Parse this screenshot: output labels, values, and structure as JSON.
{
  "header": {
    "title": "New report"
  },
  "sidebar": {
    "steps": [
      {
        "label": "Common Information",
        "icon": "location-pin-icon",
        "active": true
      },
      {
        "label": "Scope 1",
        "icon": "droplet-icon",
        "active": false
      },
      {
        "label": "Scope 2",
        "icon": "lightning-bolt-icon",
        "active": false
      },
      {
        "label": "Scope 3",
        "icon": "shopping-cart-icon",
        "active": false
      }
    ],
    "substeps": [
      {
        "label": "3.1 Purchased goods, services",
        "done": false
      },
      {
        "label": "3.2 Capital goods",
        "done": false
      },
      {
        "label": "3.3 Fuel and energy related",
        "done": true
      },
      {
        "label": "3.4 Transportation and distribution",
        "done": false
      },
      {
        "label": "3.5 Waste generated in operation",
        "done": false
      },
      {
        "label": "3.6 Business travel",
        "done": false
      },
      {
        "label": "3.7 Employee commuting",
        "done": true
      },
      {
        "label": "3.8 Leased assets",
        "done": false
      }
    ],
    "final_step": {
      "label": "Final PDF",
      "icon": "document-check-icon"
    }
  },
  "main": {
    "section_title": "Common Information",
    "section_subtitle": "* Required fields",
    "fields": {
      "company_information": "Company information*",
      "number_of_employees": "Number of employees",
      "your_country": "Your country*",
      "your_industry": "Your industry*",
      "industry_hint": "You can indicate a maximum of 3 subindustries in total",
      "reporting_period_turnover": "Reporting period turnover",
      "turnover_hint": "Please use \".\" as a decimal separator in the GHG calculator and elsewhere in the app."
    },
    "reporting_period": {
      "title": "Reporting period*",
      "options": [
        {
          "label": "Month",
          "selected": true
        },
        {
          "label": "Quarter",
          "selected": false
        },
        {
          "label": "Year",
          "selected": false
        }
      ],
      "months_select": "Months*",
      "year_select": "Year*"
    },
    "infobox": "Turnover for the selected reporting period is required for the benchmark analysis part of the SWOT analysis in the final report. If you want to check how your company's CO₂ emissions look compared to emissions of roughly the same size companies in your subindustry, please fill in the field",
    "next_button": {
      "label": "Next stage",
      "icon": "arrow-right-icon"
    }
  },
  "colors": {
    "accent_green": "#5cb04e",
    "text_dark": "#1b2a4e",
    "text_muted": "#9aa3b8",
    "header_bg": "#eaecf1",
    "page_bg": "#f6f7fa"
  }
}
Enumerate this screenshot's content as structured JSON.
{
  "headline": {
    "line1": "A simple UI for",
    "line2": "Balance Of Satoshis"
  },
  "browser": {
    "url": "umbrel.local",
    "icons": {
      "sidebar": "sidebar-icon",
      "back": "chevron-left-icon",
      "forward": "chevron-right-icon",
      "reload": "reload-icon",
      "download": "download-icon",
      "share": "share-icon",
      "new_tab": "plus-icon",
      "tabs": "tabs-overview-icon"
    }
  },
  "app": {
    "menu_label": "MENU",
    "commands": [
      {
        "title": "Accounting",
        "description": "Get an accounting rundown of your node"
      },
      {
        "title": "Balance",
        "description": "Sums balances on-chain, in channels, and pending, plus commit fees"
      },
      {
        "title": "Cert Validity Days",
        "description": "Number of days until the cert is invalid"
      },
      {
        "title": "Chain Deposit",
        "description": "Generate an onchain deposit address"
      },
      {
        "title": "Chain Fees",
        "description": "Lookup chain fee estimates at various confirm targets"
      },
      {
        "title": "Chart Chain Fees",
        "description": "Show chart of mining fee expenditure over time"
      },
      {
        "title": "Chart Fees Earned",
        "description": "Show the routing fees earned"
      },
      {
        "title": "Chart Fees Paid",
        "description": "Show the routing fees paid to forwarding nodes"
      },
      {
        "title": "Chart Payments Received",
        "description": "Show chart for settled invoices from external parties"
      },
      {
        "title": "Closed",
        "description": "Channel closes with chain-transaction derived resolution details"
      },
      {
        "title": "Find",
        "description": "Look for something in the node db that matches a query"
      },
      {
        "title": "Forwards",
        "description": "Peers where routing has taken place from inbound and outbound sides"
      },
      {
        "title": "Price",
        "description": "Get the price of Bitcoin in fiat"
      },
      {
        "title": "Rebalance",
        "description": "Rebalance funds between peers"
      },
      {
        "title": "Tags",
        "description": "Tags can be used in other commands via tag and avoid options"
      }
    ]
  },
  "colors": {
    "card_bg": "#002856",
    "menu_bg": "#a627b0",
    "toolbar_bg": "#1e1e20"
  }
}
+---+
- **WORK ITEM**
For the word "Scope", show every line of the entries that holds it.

- **FINAL ANSWER**
        "label": "Scope 1",
        "label": "Scope 2",
        "label": "Scope 3",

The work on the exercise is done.